4. Rule 23(e) requires that any settlement of a class action be approved by the court. In reviewing a proposed class action settlement, the court must "carefully scrutinize the settlement to ensure its fairness, adequacy and reasonableness, and that it was not a product of collusion." D'Amato v. Deutsche Bank, 236 F.3d 78, 85 (2d Cir. 2001) (citation omitted); see also Joel A. v. Giuliani, 218 F.3d 132, 138 (2d Cir. 2000). The court must "eschew any rubber stamp approval" yet simultaneously "stop short of the detailed and thorough investigation that it would undertake if it were actually trying the case." City of Detroit v. Grinnell Corp., 495 F.2d 448, 462 (2d Cir. 1974).
5. The fairness of the proposed settlement must be determined "by examining the negotiating process leading up to the settlement as well as the settlement's substantive terms." D'Amato, 236 F.3d at 85. The court should analyze the negotiating process in light of "the experience of counsel, the vigor with which the case was prosecuted, and the coercion or collusion that may have marred the negotiations themselves." Malchman v. Davis, 706 F.2d 426, 433 (2d Cir. 1983) (citation omitted). The court must be satisfied that the settlement was the result of "arm's-length negotiations" and that plaintiffs' counsel engaged in the discovery "necessary to effective representation of the class's interests." D'Amato, 236 F.3d at 85.
6. In evaluating the substantive fairness of a settlement, a district court must consider the following factors, if applicable:
(1) the complexity, expense and likely duration of the litigation,
(2) the reaction of the class to the settlement,
(3) the stage of the proceedings and the amount of discovery completed,
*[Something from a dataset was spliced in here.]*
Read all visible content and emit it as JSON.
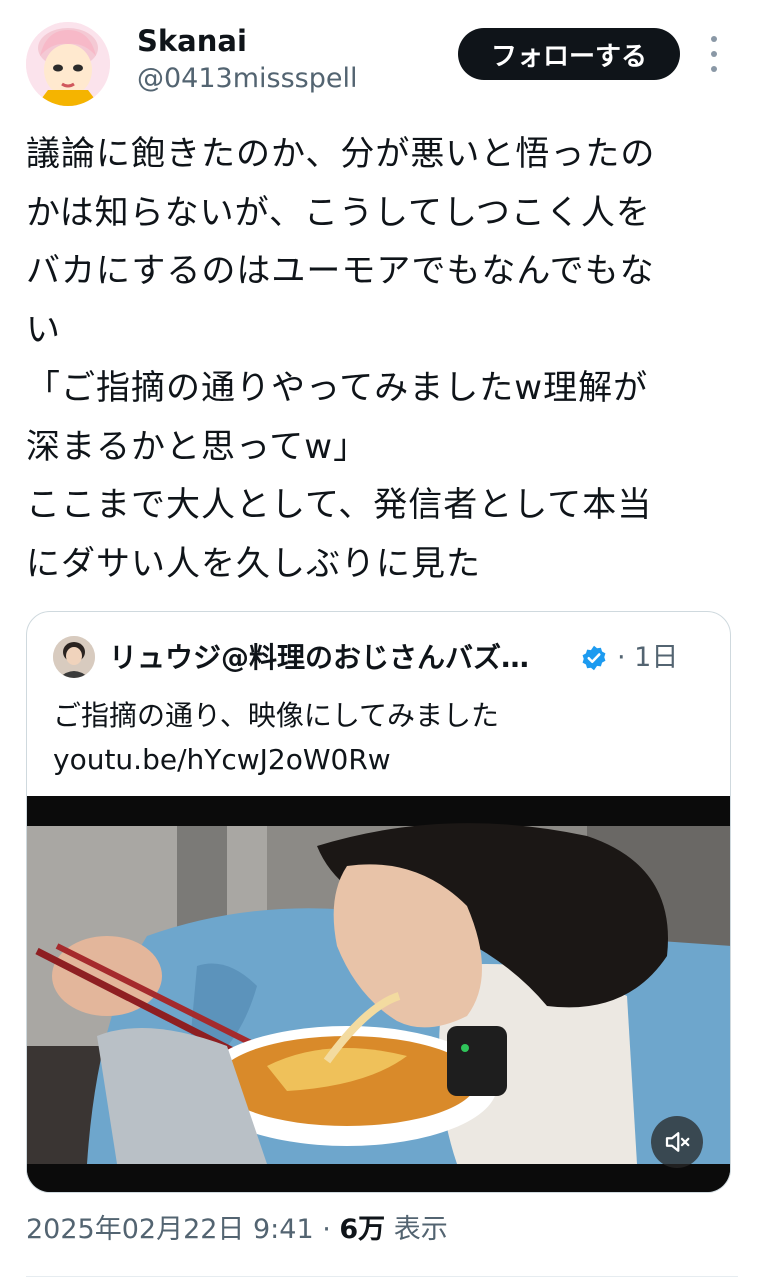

(4) the risks of establishing liability,
(5) the risks of establishing damages,
(6) the risks of maintaining the class action through the trial,
(7) the ability of the defendants to withstand a ...